Olmert’s ability to have Yisrael Beiteinu join the government while retaining the participation of labor was an important achievement— given the long-standing and often acrimonious differences between the two parties. By co-opting Yisrael Beiteinu, the government gained the support of its 11 seats in the Knesset. This increased to 78 (out of 120) the number of seats supporting the coalition in parliament, a substantial majority.

The ability of lieberman and Yisrael Beiteinu to join the coalition government was facilitated, in a curious twist, by the lebanon War and the links between Hizballah and Iran. In light of the events in the Gaza Strip and southern lebanon, many Israelis questioned the logic of relinquishing West Bank territory.In January 2007, Dan Halutz, chief of staff of the IDF, tendered his resignation, becoming the first IDF chief of staff to voluntarily resign. He cited the internal probes of the Second lebanon War as his main reason for resigning and said that he was taking full responsibility for the war.

In late May, Israel’s labor Party ousted its populist leader, Amir Peretz, who had also been sharply criticized for his role as defense minister during the 2006 lebanon war. In the first round of elections, former prime minister Ehud Barak and a former head of Shin Bet (General Security Service) Ami Ayalon emerged as the two top candidates. In mid-June, Barak defeated Ayalon, returning to his former position as leader of the labor Party.

President Moshe Katsav resigned on July 1 after pleading guilty to several counts of sexual harassment and indecent acts, in exchange for which charges of rape were dropped.
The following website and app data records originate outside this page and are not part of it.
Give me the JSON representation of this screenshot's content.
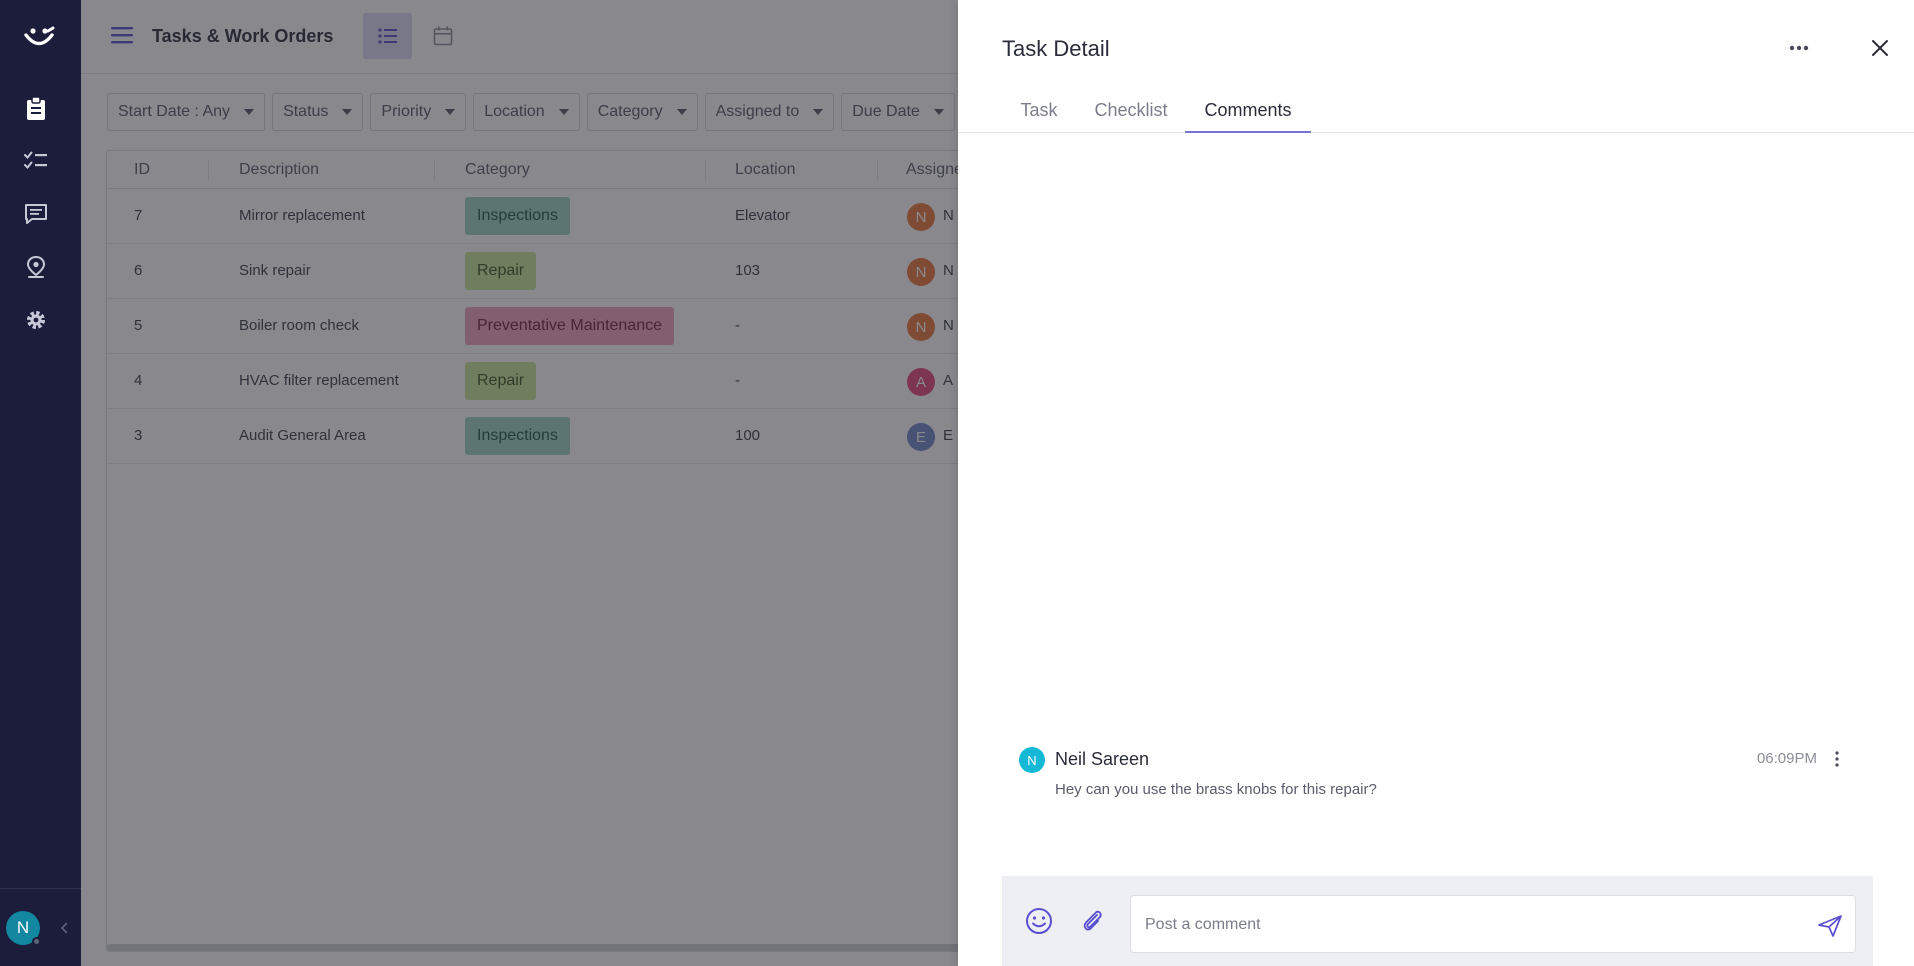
{
  "app": {
    "page_title": "Tasks & Work Orders",
    "user_initial": "N"
  },
  "filters": [
    {
      "label": "Start Date : Any"
    },
    {
      "label": "Status"
    },
    {
      "label": "Priority"
    },
    {
      "label": "Location"
    },
    {
      "label": "Category"
    },
    {
      "label": "Assigned to"
    },
    {
      "label": "Due Date"
    }
  ],
  "table": {
    "columns": [
      "ID",
      "Description",
      "Category",
      "Location",
      "Assigne"
    ],
    "rows": [
      {
        "id": "7",
        "description": "Mirror replacement",
        "category": "Inspections",
        "category_kind": "inspect",
        "location": "Elevator",
        "assignee_initial": "N",
        "assignee_color": "#e8753a",
        "assignee_name": "N"
      },
      {
        "id": "6",
        "description": "Sink repair",
        "category": "Repair",
        "category_kind": "repair",
        "location": "103",
        "assignee_initial": "N",
        "assignee_color": "#e8753a",
        "assignee_name": "N"
      },
      {
        "id": "5",
        "description": "Boiler room check",
        "category": "Preventative Maintenance",
        "category_kind": "prevent",
        "location": "-",
        "assignee_initial": "N",
        "assignee_color": "#e8753a",
        "assignee_name": "N"
      },
      {
        "id": "4",
        "description": "HVAC filter replacement",
        "category": "Repair",
        "category_kind": "repair",
        "location": "-",
        "assignee_initial": "A",
        "assignee_color": "#e4457a",
        "assignee_name": "A"
      },
      {
        "id": "3",
        "description": "Audit General Area",
        "category": "Inspections",
        "category_kind": "inspect",
        "location": "100",
        "assignee_initial": "E",
        "assignee_color": "#6e86c9",
        "assignee_name": "E"
      }
    ]
  },
  "panel": {
    "title": "Task Detail",
    "tabs": [
      {
        "label": "Task",
        "active": false
      },
      {
        "label": "Checklist",
        "active": false
      },
      {
        "label": "Comments",
        "active": true
      }
    ],
    "comments": [
      {
        "initial": "N",
        "author": "Neil Sareen",
        "time": "06:09PM",
        "text": "Hey can you use the brass knobs for this repair?"
      }
    ],
    "composer": {
      "placeholder": "Post a comment",
      "value": ""
    }
  },
  "colors": {
    "nav_bg": "#1b1d3a",
    "accent": "#7d72d6",
    "comment_avatar": "#16b8d8"
  },
  "icons": {
    "nav": [
      "logo-icon",
      "clipboard-icon",
      "checklist-icon",
      "chat-icon",
      "location-pin-icon",
      "gear-icon"
    ],
    "panel": [
      "more-horizontal-icon",
      "close-icon",
      "emoji-icon",
      "paperclip-icon",
      "send-icon"
    ]
  }
}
In June, Shimon Peres, a member of the founding generation and a distinguished statesman, was elected the ninth president of Israel.

This was widely seen in Israel and beyond as bringing honor to public life and as a corrective to much of the malaise of the previous year. As Haaretz noted in an editorial on June 16, 2007: “No one is better suited to restore the dignity of the presidency in the world’s eyes and to represent Israel.”In August 2007, Benjamin Netanyahu was reelected as leader of likud, easily defeating Moshe Feiglin, thus increasing the probability that Netanyahu would again seek to become prime minister in the next Israeli national election.

Iran as an Existential Threat

With its strong natural and human resource base, Iran had increasingly emerged as a powerful state in the Middle East. In Israel’s view, the international community had to prevent Iran from achieving the capability to produce nuclear weapons. Israel saw Iran’s nuclear program as an existential threat to Israel and a threat to world peace.

Iranian president Mahmoud Ahmadinejad had sustained a rhetorical campaign against Israel, labeling Israel “illegitimate” and calling for its destruction. He had said Israel had been “imposed” on the region and could not survive. He had described the Holocaust as a “myth” and stated that Israel should be “wiped off the map.” Ahmadinejad labeled Israel the cause of 60 years of war, 60 years of displacement, 60 years of conflict, and not one day of peace.

He argued that the Palestinian people should decide their fate and the “people with no roots” who are ruling the land should be replaced: “Israel currently occupies Palestine. Where did they come from? They should return.”When Hizballah forces launched an attack on Israel and then, in response to an Israeli counterattack, showed that they had been well prepared by Iran (and Syria) for their military role, the threat to Israel posed by Iran became more tangible.

At the same time, the war also led to something of a de facto alliance of perspective between Israel and some Arab states, who had become more concerned about the potential threats posed by a powerful Iran than they were about the threats posed by Israel. Israeli concerns also dovetailed with those of the United States and some European states that saw Iran as developing a nuclear capability leading to a nuclear weapon, even though Iran claimed the program was purely peaceful with energy as its primary objective.